Asbury Park One Of 4 Cities to Get Electric Car Stations

EXCITING NEWS!

As an emerging leader in micro-mobility and alternative transportation, Asbury Park is one of 4 cities to be part of the launch of electric cars and charging stations. Each city will have e-Mobility Hubs installed in strategically located destinations.

New Jersey (Urban Transport News): Greenspot, an award-winning startup that specializes in the implementation of electric vehicle (EV) charging projects and e-Mobility Hubs, announces the launch of its state-of-the-art e-Mobility Hubs in four cities: Columbus, Ohio; Newton, Massachusetts; Brookline, Massachusetts; and Asbury Park, New Jersey.

Greenspot currently has stations throughout New Jersey, New York, and internationally in Israel

Read more…

https://urbantransportnews.com/four-e-mobility-hubs-with-ev-charging-stations-launched-in-columbus/

Bikes Can Save The Planet. (Yes, And Scooters too.)

Copenhagen wasn’t always cycling heaven. It started with citizens making it clear in the 60s and 70s that they were not tolerating injuries and deaths by drivers, or the negative health and environmental impacts.  It took decades. The city made it gradually harder and more costly to park, and more inconvenient to drive. Sound familiar?  Drivers will push back, feeling like their entitlement to streets and roads are threatened. The auto industry is fighting back too.

We’re just at the beginning, but Asbury Park can do this!  And it’s not just with bikes. Scooters and other forms of micro-mobility are taking over streets and displacing cars…

I

Could bicycles help save the planet and improve our cities?

In Copenhagen in the 70s after streets had become clogged with cars (just as in the US), and people were being struck and killed by drivers, the city  “began by slowly but steadily increasing the costs of driving — mostly by raising automobile and gasoline taxes, but also by reducing parking availability — and using the revenue to create bike-friendly infrastructure, which includes miles of separate, uninterrupted cycling lanes, as well as dedicated bike tunnels, bridges and traffic lights. These “complete streets” and “cycling superhighways” evolved over time to reduce the space available for cars and the speeds at which they could travel. As driving became more frustrating and cycling became more efficient, the number of daily trips made by bike increased significantly.”

A Lego Kid Becomes The Cycling Professor – Podcast

This Lego-maniac kid has become an authority in planning, and in particular in cycling. If you’re a podcast lover check it out.

Marco te Brömmelstroet is Associate Professor in Urban Planning at University of Amsterdam and founding academic director of the Urban Cycling Institute. His research focuses on transportation, urban cycling, and social mobility, with a particular focus on policy change and improving city planning.

TRANSCRIPT
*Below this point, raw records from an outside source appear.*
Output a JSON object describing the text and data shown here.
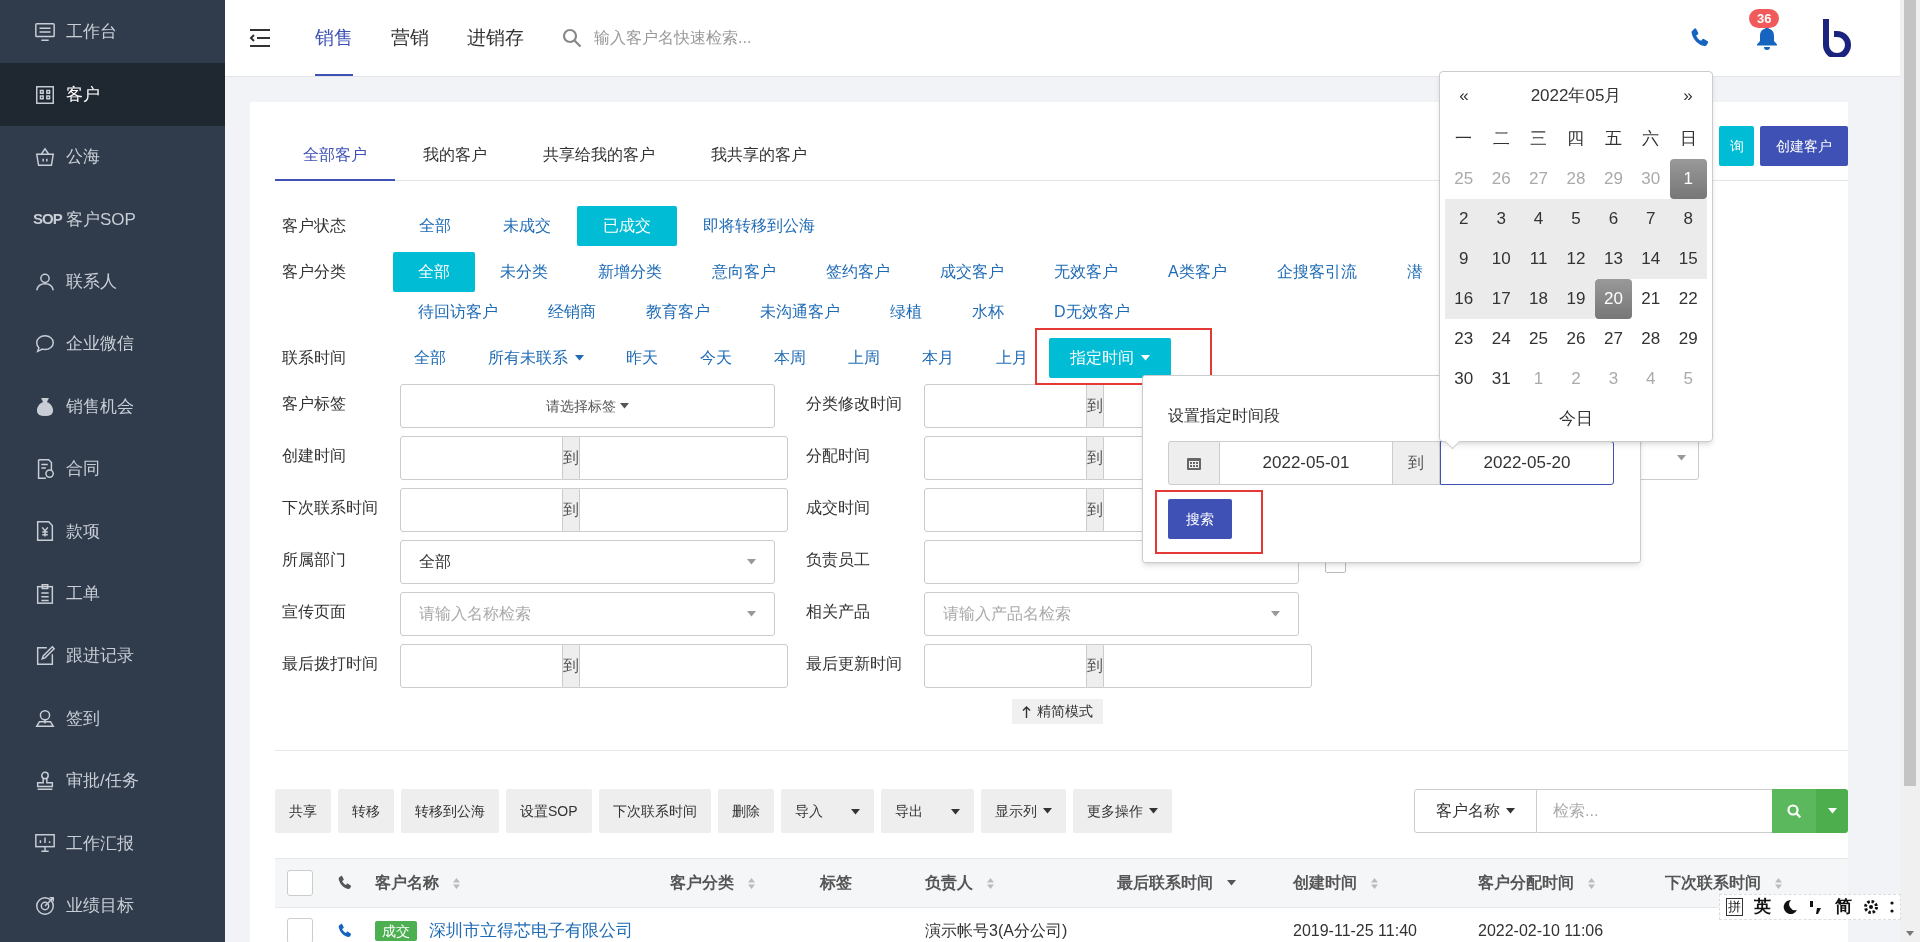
{
  "sidebar": {
    "items": [
      {
        "label": "工作台",
        "selected": false
      },
      {
        "label": "客户",
        "selected": true
      },
      {
        "label": "公海",
        "selected": false
      },
      {
        "label": "客户SOP",
        "icon_text": "SOP",
        "selected": false
      },
      {
        "label": "联系人",
        "selected": false
      },
      {
        "label": "企业微信",
        "selected": false
      },
      {
        "label": "销售机会",
        "selected": false
      },
      {
        "label": "合同",
        "selected": false
      },
      {
        "label": "款项",
        "selected": false
      },
      {
        "label": "工单",
        "selected": false
      },
      {
        "label": "跟进记录",
        "selected": false
      },
      {
        "label": "签到",
        "selected": false
      },
      {
        "label": "审批/任务",
        "selected": false
      },
      {
        "label": "工作汇报",
        "selected": false
      },
      {
        "label": "业绩目标",
        "selected": false
      }
    ]
  },
  "header": {
    "tabs": [
      {
        "label": "销售",
        "selected": true
      },
      {
        "label": "营销",
        "selected": false
      },
      {
        "label": "进销存",
        "selected": false
      }
    ],
    "search": {
      "placeholder": "输入客户名快速检索..."
    },
    "notifications": {
      "count": "36"
    }
  },
  "customer_tabs": [
    {
      "label": "全部客户",
      "selected": true
    },
    {
      "label": "我的客户",
      "selected": false
    },
    {
      "label": "共享给我的客户",
      "selected": false
    },
    {
      "label": "我共享的客户",
      "selected": false
    }
  ],
  "actions": [
    {
      "label": "询",
      "kind": "query"
    },
    {
      "label": "创建客户",
      "kind": "create"
    }
  ],
  "filters": [
    {
      "label": "客户状态",
      "lines": [
        [
          {
            "label": "全部",
            "selected": false
          },
          {
            "label": "未成交",
            "selected": false
          },
          {
            "label": "已成交",
            "selected": true
          },
          {
            "label": "即将转移到公海",
            "selected": false
          }
        ]
      ]
    },
    {
      "label": "客户分类",
      "lines": [
        [
          {
            "label": "全部",
            "selected": true
          },
          {
            "label": "未分类",
            "selected": false
          },
          {
            "label": "新增分类",
            "selected": false
          },
          {
            "label": "意向客户",
            "selected": false
          },
          {
            "label": "签约客户",
            "selected": false
          },
          {
            "label": "成交客户",
            "selected": false
          },
          {
            "label": "无效客户",
            "selected": false
          },
          {
            "label": "A类客户",
            "selected": false
          },
          {
            "label": "企搜客引流",
            "selected": false
          },
          {
            "label": "潜",
            "selected": false
          }
        ],
        [
          {
            "label": "待回访客户",
            "selected": false
          },
          {
            "label": "经销商",
            "selected": false
          },
          {
            "label": "教育客户",
            "selected": false
          },
          {
            "label": "未沟通客户",
            "selected": false
          },
          {
            "label": "绿植",
            "selected": false
          },
          {
            "label": "水杯",
            "selected": false
          },
          {
            "label": "D无效客户",
            "selected": false
          }
        ]
      ]
    },
    {
      "label": "联系时间",
      "lines": [
        [
          {
            "label": "全部",
            "selected": false,
            "dropdown": false,
            "highlighted": false
          },
          {
            "label": "所有未联系",
            "selected": false,
            "dropdown": true,
            "highlighted": false
          },
          {
            "label": "昨天",
            "selected": false,
            "dropdown": false,
            "highlighted": false
          },
          {
            "label": "今天",
            "selected": false,
            "dropdown": false,
            "highlighted": false
          },
          {
            "label": "本周",
            "selected": false,
            "dropdown": false,
            "highlighted": false
          },
          {
            "label": "上周",
            "selected": false,
            "dropdown": false,
            "highlighted": false
          },
          {
            "label": "本月",
            "selected": false,
            "dropdown": false,
            "highlighted": false
          },
          {
            "label": "上月",
            "selected": false,
            "dropdown": false,
            "highlighted": false
          },
          {
            "label": "指定时间",
            "selected": true,
            "dropdown": true,
            "highlighted": true
          }
        ]
      ]
    }
  ],
  "form": {
    "columns": [
      [
        {
          "label": "客户标签",
          "kind": "tag_select",
          "placeholder": "请选择标签"
        },
        {
          "label": "创建时间",
          "kind": "range",
          "separator": "到"
        },
        {
          "label": "下次联系时间",
          "kind": "range",
          "separator": "到"
        },
        {
          "label": "所属部门",
          "kind": "select",
          "value": "全部"
        },
        {
          "label": "宣传页面",
          "kind": "select",
          "placeholder": "请输入名称检索"
        },
        {
          "label": "最后拨打时间",
          "kind": "range",
          "separator": "到"
        }
      ],
      [
        {
          "label": "分类修改时间",
          "kind": "range",
          "separator": "到"
        },
        {
          "label": "分配时间",
          "kind": "range",
          "separator": "到"
        },
        {
          "label": "成交时间",
          "kind": "range",
          "separator": "到"
        },
        {
          "label": "负责员工",
          "kind": "text"
        },
        {
          "label": "相关产品",
          "kind": "select",
          "placeholder": "请输入产品名检索"
        },
        {
          "label": "最后更新时间",
          "kind": "range",
          "separator": "到"
        }
      ],
      [
        {
          "kind": "select"
        },
        {
          "kind": "checkbox",
          "checked": false
        }
      ]
    ],
    "compact_toggle": "精简模式"
  },
  "toolbar": {
    "buttons": [
      {
        "label": "共享",
        "kind": "plain"
      },
      {
        "label": "转移",
        "kind": "plain"
      },
      {
        "label": "转移到公海",
        "kind": "plain"
      },
      {
        "label": "设置SOP",
        "kind": "plain"
      },
      {
        "label": "下次联系时间",
        "kind": "plain"
      },
      {
        "label": "删除",
        "kind": "plain"
      },
      {
        "label": "导入",
        "kind": "split"
      },
      {
        "label": "导出",
        "kind": "split"
      },
      {
        "label": "显示列",
        "kind": "dropdown"
      },
      {
        "label": "更多操作",
        "kind": "dropdown"
      }
    ],
    "search": {
      "field": "客户名称",
      "placeholder": "检索..."
    }
  },
  "table": {
    "columns": [
      {
        "kind": "checkbox",
        "checked": false
      },
      {
        "kind": "phone"
      },
      {
        "kind": "text",
        "label": "客户名称",
        "sortable": true,
        "sorted": false
      },
      {
        "kind": "text",
        "label": "客户分类",
        "sortable": true,
        "sorted": false
      },
      {
        "kind": "text",
        "label": "标签",
        "sortable": false
      },
      {
        "kind": "text",
        "label": "负责人",
        "sortable": true,
        "sorted": false
      },
      {
        "kind": "text",
        "label": "最后联系时间",
        "sortable": true,
        "sorted": true
      },
      {
        "kind": "text",
        "label": "创建时间",
        "sortable": true,
        "sorted": false
      },
      {
        "kind": "text",
        "label": "客户分配时间",
        "sortable": true,
        "sorted": false
      },
      {
        "kind": "text",
        "label": "下次联系时间",
        "sortable": true,
        "sorted": false
      }
    ],
    "rows": [
      {
        "checked": false,
        "status": "成交",
        "name": "深圳市立得芯电子有限公司",
        "owner": "演示帐号3(A分公司)",
        "created": "2019-11-25 11:40",
        "assigned": "2022-02-10 11:06"
      }
    ]
  },
  "date_popover": {
    "title": "设置指定时间段",
    "start": "2022-05-01",
    "separator": "到",
    "end": "2022-05-20",
    "button": "搜索",
    "button_highlighted": true
  },
  "calendar": {
    "prev": "«",
    "month": "2022年05月",
    "next": "»",
    "weekdays": [
      "一",
      "二",
      "三",
      "四",
      "五",
      "六",
      "日"
    ],
    "weeks": [
      [
        {
          "d": "25",
          "muted": true,
          "in_range": false,
          "selected": false
        },
        {
          "d": "26",
          "muted": true,
          "in_range": false,
          "selected": false
        },
        {
          "d": "27",
          "muted": true,
          "in_range": false,
          "selected": false
        },
        {
          "d": "28",
          "muted": true,
          "in_range": false,
          "selected": false
        },
        {
          "d": "29",
          "muted": true,
          "in_range": false,
          "selected": false
        },
        {
          "d": "30",
          "muted": true,
          "in_range": false,
          "selected": false
        },
        {
          "d": "1",
          "muted": false,
          "in_range": false,
          "selected": true
        }
      ],
      [
        {
          "d": "2",
          "muted": false,
          "in_range": true,
          "selected": false
        },
        {
          "d": "3",
          "muted": false,
          "in_range": true,
          "selected": false
        },
        {
          "d": "4",
          "muted": false,
          "in_range": true,
          "selected": false
        },
        {
          "d": "5",
          "muted": false,
          "in_range": true,
          "selected": false
        },
        {
          "d": "6",
          "muted": false,
          "in_range": true,
          "selected": false
        },
        {
          "d": "7",
          "muted": false,
          "in_range": true,
          "selected": false
        },
        {
          "d": "8",
          "muted": false,
          "in_range": true,
          "selected": false
        }
      ],
      [
        {
          "d": "9",
          "muted": false,
          "in_range": true,
          "selected": false
        },
        {
          "d": "10",
          "muted": false,
          "in_range": true,
          "selected": false
        },
        {
          "d": "11",
          "muted": false,
          "in_range": true,
          "selected": false
        },
        {
          "d": "12",
          "muted": false,
          "in_range": true,
          "selected": false
        },
        {
          "d": "13",
          "muted": false,
          "in_range": true,
          "selected": false
        },
        {
          "d": "14",
          "muted": false,
          "in_range": true,
          "selected": false
        },
        {
          "d": "15",
          "muted": false,
          "in_range": true,
          "selected": false
        }
      ],
      [
        {
          "d": "16",
          "muted": false,
          "in_range": true,
          "selected": false
        },
        {
          "d": "17",
          "muted": false,
          "in_range": true,
          "selected": false
        },
        {
          "d": "18",
          "muted": false,
          "in_range": true,
          "selected": false
        },
        {
          "d": "19",
          "muted": false,
          "in_range": true,
          "selected": false
        },
        {
          "d": "20",
          "muted": false,
          "in_range": false,
          "selected": true
        },
        {
          "d": "21",
          "muted": false,
          "in_range": false,
          "selected": false
        },
        {
          "d": "22",
          "muted": false,
          "in_range": false,
          "selected": false
        }
      ],
      [
        {
          "d": "23",
          "muted": false,
          "in_range": false,
          "selected": false
        },
        {
          "d": "24",
          "muted": false,
          "in_range": false,
          "selected": false
        },
        {
          "d": "25",
          "muted": false,
          "in_range": false,
          "selected": false
        },
        {
          "d": "26",
          "muted": false,
          "in_range": false,
          "selected": false
        },
        {
          "d": "27",
          "muted": false,
          "in_range": false,
          "selected": false
        },
        {
          "d": "28",
          "muted": false,
          "in_range": false,
          "selected": false
        },
        {
          "d": "29",
          "muted": false,
          "in_range": false,
          "selected": false
        }
      ],
      [
        {
          "d": "30",
          "muted": false,
          "in_range": false,
          "selected": false
        },
        {
          "d": "31",
          "muted": false,
          "in_range": false,
          "selected": false
        },
        {
          "d": "1",
          "muted": true,
          "in_range": false,
          "selected": false
        },
        {
          "d": "2",
          "muted": true,
          "in_range": false,
          "selected": false
        },
        {
          "d": "3",
          "muted": true,
          "in_range": false,
          "selected": false
        },
        {
          "d": "4",
          "muted": true,
          "in_range": false,
          "selected": false
        },
        {
          "d": "5",
          "muted": true,
          "in_range": false,
          "selected": false
        }
      ]
    ],
    "today": "今日"
  },
  "input_method_bar": {
    "mode": "拼",
    "language": "英",
    "script": "简"
  }
}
MtB: I’ve always been fascinated with how cities evolve, as a young kid already and especially fascinated throughout my educational career in how cities evolve, regions evolve in relation to their mobility system. So, I studied urban planning and then I was very interested in how mobility played its part there.

I blame Lego for that. When I was I think seven or eight, I was already building my own cities out of Lego and playing with them in terms of my own narratives, my own fantasises but I always built Lego cities that were realistic as far as you can call it realistic. So, they were always real cities.

KR: As well as being a Dutch Lego Master, Marco te Brömmelstroet is a keen cyclist and known in certain circles as the Cycling Professor. It’s a title he wears with pride. His interest in urban planning and love of cycling led him to some interesting discoveries about how cycling can influence our behaviors while navigating transport infrastructure.

In this episode of How Researchers, we’re getting into the saddle, and travelling by bicycle, a vehicle of social, political and environmental change.

[How Researchers Changed the World introductory music]

Listen here…

https://www.howresearchers.com/episodes/episode-8/